The Book Bindery
I just read a wonderful interview with the great poet Martin Espada, in which he talks about the beauty found in writing on all kinds of subjects. Espada himself has worked as a bouncer, a gas station attendant, and everything in between. His words immediately rang in my mind as I sat and devoured Sarah Royal's anecdotes on working in an actual book bindery in an industrial section of Chicago. Her descriptions about the place itself are fascinating—full of dust, ink, large copiers, and smells reeking from all areas of the work environment. I could immediately imagine what it was like to work there, based on Royal’s vivid details.
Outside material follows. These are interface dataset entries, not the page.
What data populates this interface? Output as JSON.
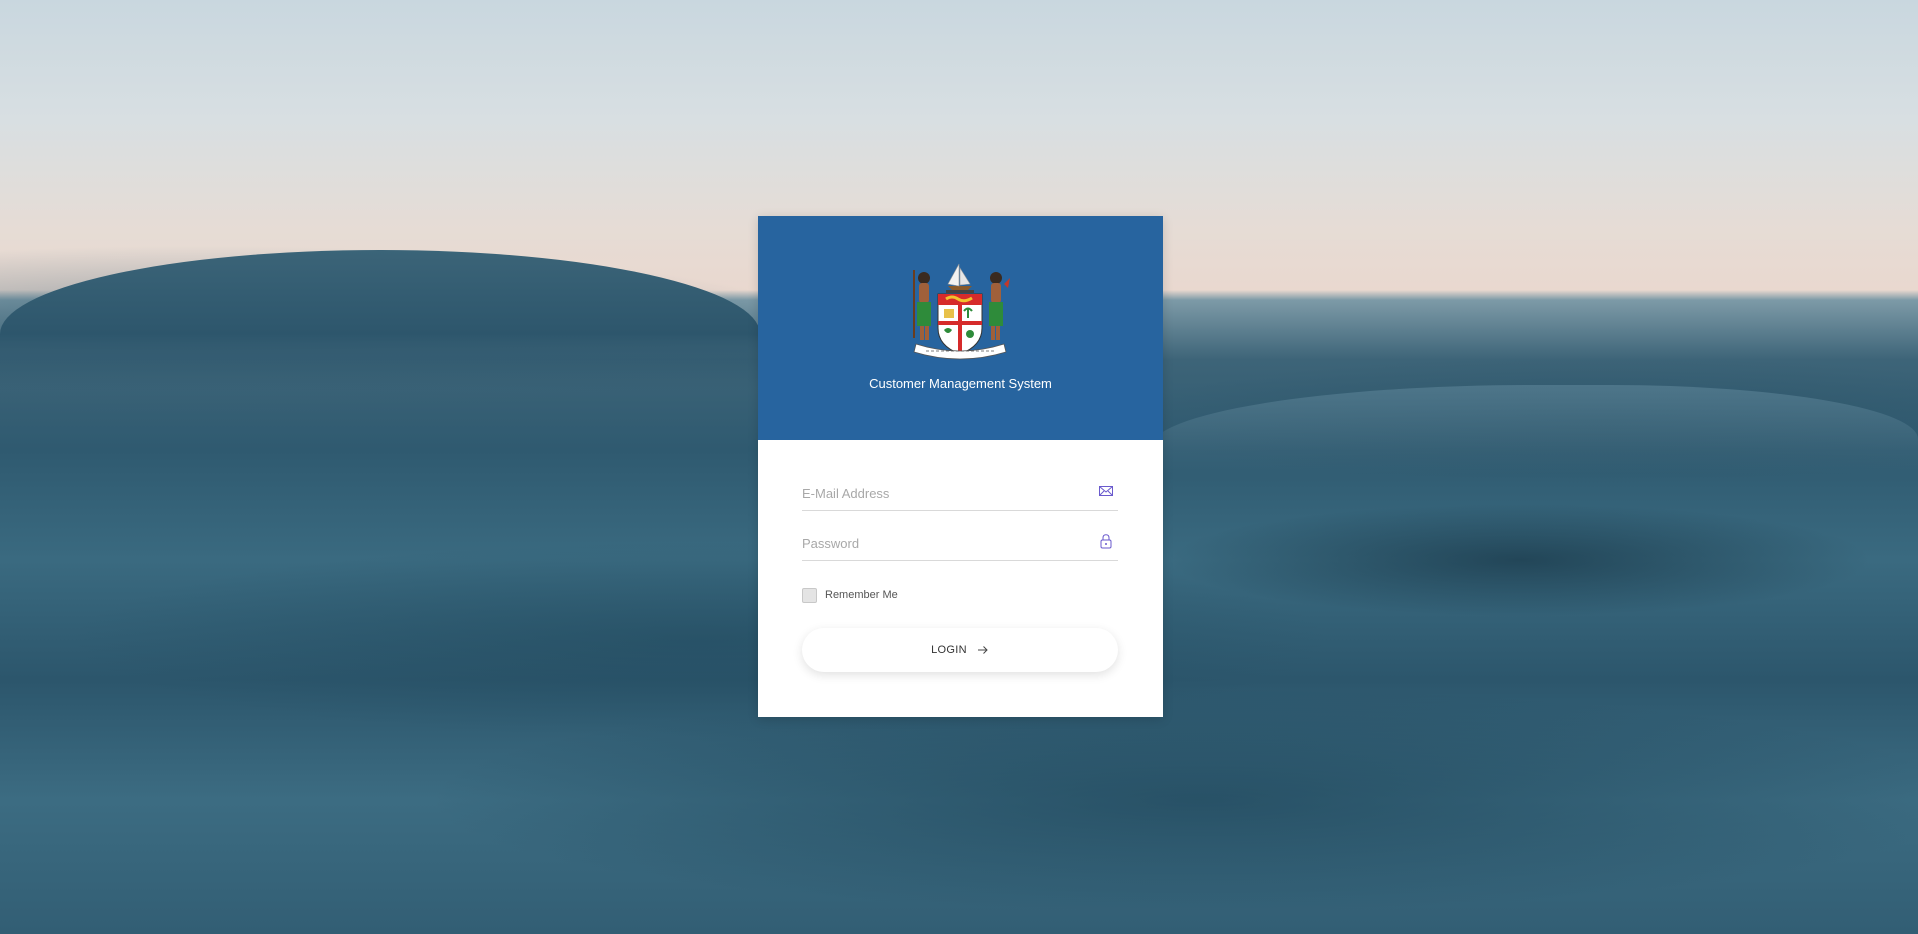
{
  "header": {
    "title": "Customer Management System",
    "crest_motto": "Rerevaka na Kalou ka Doka na Tui",
    "color": "#27649f"
  },
  "form": {
    "email_placeholder": "E-Mail Address",
    "email_value": "",
    "password_placeholder": "Password",
    "password_value": "",
    "remember_label": "Remember Me",
    "remember_checked": false,
    "login_label": "LOGIN",
    "icons": {
      "email": "envelope-icon",
      "password": "lock-icon",
      "login": "arrow-right-icon"
    },
    "icon_color": "#6a5acd"
  }
}
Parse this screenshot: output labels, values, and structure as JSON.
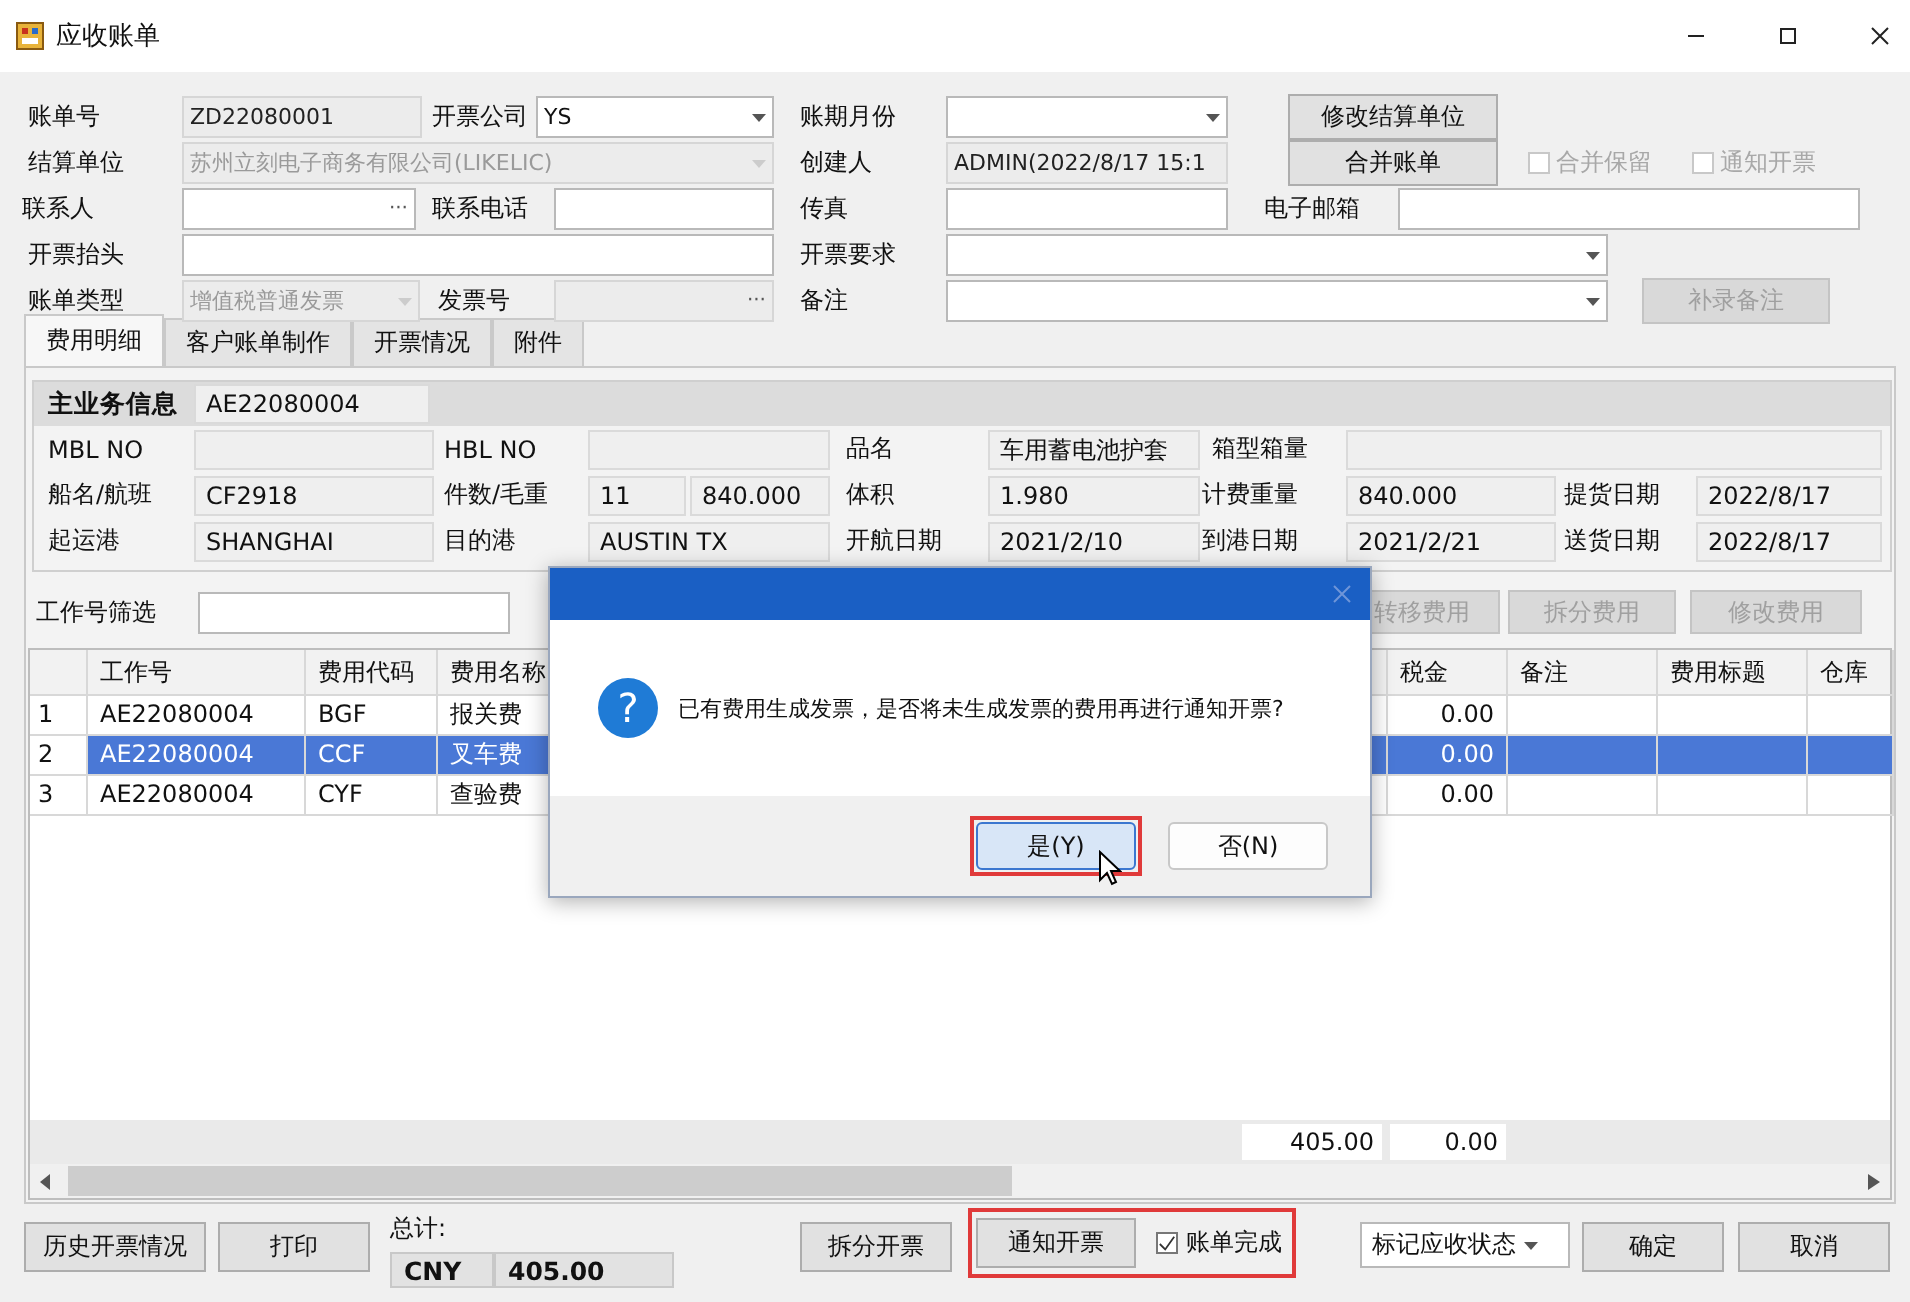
{
  "window": {
    "title": "应收账单"
  },
  "form": {
    "rows": [
      [
        {
          "kind": "label",
          "text": "账单号"
        },
        {
          "kind": "field",
          "value": "ZD22080001",
          "disabled": true
        },
        {
          "kind": "label",
          "text": "开票公司"
        },
        {
          "kind": "select",
          "value": "YS",
          "disabled": false
        },
        {
          "kind": "label",
          "text": "账期月份"
        },
        {
          "kind": "select",
          "disabled": false
        },
        {
          "kind": "button",
          "text": "修改结算单位",
          "disabled": false
        }
      ],
      [
        {
          "kind": "label",
          "text": "结算单位"
        },
        {
          "kind": "select",
          "value": "苏州立刻电子商务有限公司(LIKELIC)",
          "disabled": true
        },
        {
          "kind": "label",
          "text": "创建人"
        },
        {
          "kind": "field",
          "value": "ADMIN(2022/8/17 15:1",
          "disabled": true
        },
        {
          "kind": "button",
          "text": "合并账单",
          "disabled": false
        },
        {
          "kind": "checkbox",
          "text": "合并保留",
          "checked": false,
          "disabled": true
        },
        {
          "kind": "checkbox",
          "text": "通知开票",
          "checked": false,
          "disabled": true
        }
      ],
      [
        {
          "kind": "label",
          "text": "联系人"
        },
        {
          "kind": "field",
          "ellipsis": "···",
          "disabled": false
        },
        {
          "kind": "label",
          "text": "联系电话"
        },
        {
          "kind": "field",
          "disabled": false
        },
        {
          "kind": "label",
          "text": "传真"
        },
        {
          "kind": "field",
          "disabled": false
        },
        {
          "kind": "label",
          "text": "电子邮箱"
        },
        {
          "kind": "field",
          "disabled": false
        }
      ],
      [
        {
          "kind": "label",
          "text": "开票抬头"
        },
        {
          "kind": "field",
          "disabled": false
        },
        {
          "kind": "label",
          "text": "开票要求"
        },
        {
          "kind": "select",
          "disabled": false
        }
      ],
      [
        {
          "kind": "label",
          "text": "账单类型"
        },
        {
          "kind": "select",
          "value": "增值税普通发票",
          "disabled": true
        },
        {
          "kind": "label",
          "text": "发票号"
        },
        {
          "kind": "field",
          "ellipsis": "···",
          "disabled": true
        },
        {
          "kind": "label",
          "text": "备注"
        },
        {
          "kind": "select",
          "disabled": false
        },
        {
          "kind": "button",
          "text": "补录备注",
          "disabled": true
        }
      ]
    ]
  },
  "tabs": [
    {
      "label": "费用明细",
      "selected": true
    },
    {
      "label": "客户账单制作",
      "selected": false
    },
    {
      "label": "开票情况",
      "selected": false
    },
    {
      "label": "附件",
      "selected": false
    }
  ],
  "main_info": {
    "title": "主业务信息",
    "value": "AE22080004",
    "rows": [
      [
        {
          "kind": "label",
          "text": "MBL NO"
        },
        {
          "kind": "field"
        },
        {
          "kind": "label",
          "text": "HBL NO"
        },
        {
          "kind": "field"
        },
        {
          "kind": "label",
          "text": "品名"
        },
        {
          "kind": "field",
          "value": "车用蓄电池护套"
        },
        {
          "kind": "label",
          "text": "箱型箱量"
        },
        {
          "kind": "field"
        }
      ],
      [
        {
          "kind": "label",
          "text": "船名/航班"
        },
        {
          "kind": "field",
          "value": "CF2918"
        },
        {
          "kind": "label",
          "text": "件数/毛重"
        },
        {
          "kind": "field_pair",
          "values": [
            "11",
            "840.000"
          ]
        },
        {
          "kind": "label",
          "text": "体积"
        },
        {
          "kind": "field",
          "value": "1.980"
        },
        {
          "kind": "label",
          "text": "计费重量"
        },
        {
          "kind": "field",
          "value": "840.000"
        },
        {
          "kind": "label",
          "text": "提货日期"
        },
        {
          "kind": "field",
          "value": "2022/8/17"
        }
      ],
      [
        {
          "kind": "label",
          "text": "起运港"
        },
        {
          "kind": "field",
          "value": "SHANGHAI"
        },
        {
          "kind": "label",
          "text": "目的港"
        },
        {
          "kind": "field",
          "value": "AUSTIN TX"
        },
        {
          "kind": "label",
          "text": "开航日期"
        },
        {
          "kind": "field",
          "value": "2021/2/10"
        },
        {
          "kind": "label",
          "text": "到港日期"
        },
        {
          "kind": "field",
          "value": "2021/2/21"
        },
        {
          "kind": "label",
          "text": "送货日期"
        },
        {
          "kind": "field",
          "value": "2022/8/17"
        }
      ]
    ]
  },
  "filter": {
    "label": "工作号筛选",
    "buttons": [
      {
        "text": "转移费用",
        "disabled": true
      },
      {
        "text": "拆分费用",
        "disabled": true
      },
      {
        "text": "修改费用",
        "disabled": true
      }
    ]
  },
  "table": {
    "columns": [
      "工作号",
      "费用代码",
      "费用名称",
      "税金",
      "备注",
      "费用标题",
      "仓库"
    ],
    "rows": [
      {
        "number": "1",
        "job_no": "AE22080004",
        "fee_code": "BGF",
        "fee_name": "报关费",
        "tax": "0.00",
        "selected": false
      },
      {
        "number": "2",
        "job_no": "AE22080004",
        "fee_code": "CCF",
        "fee_name": "叉车费",
        "tax": "0.00",
        "selected": true
      },
      {
        "number": "3",
        "job_no": "AE22080004",
        "fee_code": "CYF",
        "fee_name": "查验费",
        "tax": "0.00",
        "selected": false
      }
    ],
    "totals": [
      "405.00",
      "0.00"
    ]
  },
  "footer": {
    "history_button": "历史开票情况",
    "print_button": "打印",
    "total_label": "总计:",
    "currency": "CNY",
    "total": "405.00",
    "split_button": "拆分开票",
    "notify_group": {
      "highlighted": true,
      "button": "通知开票",
      "checkbox": {
        "label": "账单完成",
        "checked": true
      }
    },
    "status_select": "标记应收状态",
    "ok_button": "确定",
    "cancel_button": "取消"
  },
  "dialog": {
    "icon": "?",
    "message": "已有费用生成发票，是否将未生成发票的费用再进行通知开票?",
    "buttons": [
      {
        "label": "是(Y)",
        "highlighted": true
      },
      {
        "label": "否(N)",
        "highlighted": false
      }
    ]
  }
}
Royal also describes the surrounding areas of the book bindery—where the piles of detritus can create a sweet altar of art on the book bindery's windowsill, where a naked man parks in the back lot and lives for a few days, and where the neighbors run an auto shop that never seems to fix any cars. The stories range from hilarious to a quirky kind of sad and feature fascinating characters—the large dysfunctional family that works at the book bindery and everyone Royal meets through her lengthy commute to her job—as well as a location that seems like a character in and of itself. There's the boss in drag and his brother, who are former alcoholics; a mix of folks who have hooked up with each other, used to be married, have kids together, or are somehow related; and the infamous crazy girl that sits on the bus with Royal as often as she can and tries to break down the mysteries of life with her.
I relate to her mindless drinking of the sludge they call coffee at the bindery and bitching about the bosses in everyday banter with the other employees. I relate to using arts and crafts projects and other creative pursuits to break up the monotony of a job. I used to work at Wawa (for anyone that doesn't live in the northeast U.S., it's a big chain convenience store) and would create all kinds of songs and beats while slicing huge slabs of pink meat behind the deli. I would entertain all the other Wawa employees with imaginary stories and daydreams while filling the walk-in cooler. I think a good deal of folks can relate to this kind of behavior while working the drudgery of their daily job. And that's why these little stories are so satisfying. They're real slices of life, and as poet Espada says, "It's easy to write about the working class in the abstract, but that impulse tends to produce bad poetry. It's very different to write about working class people in terms of the work they do."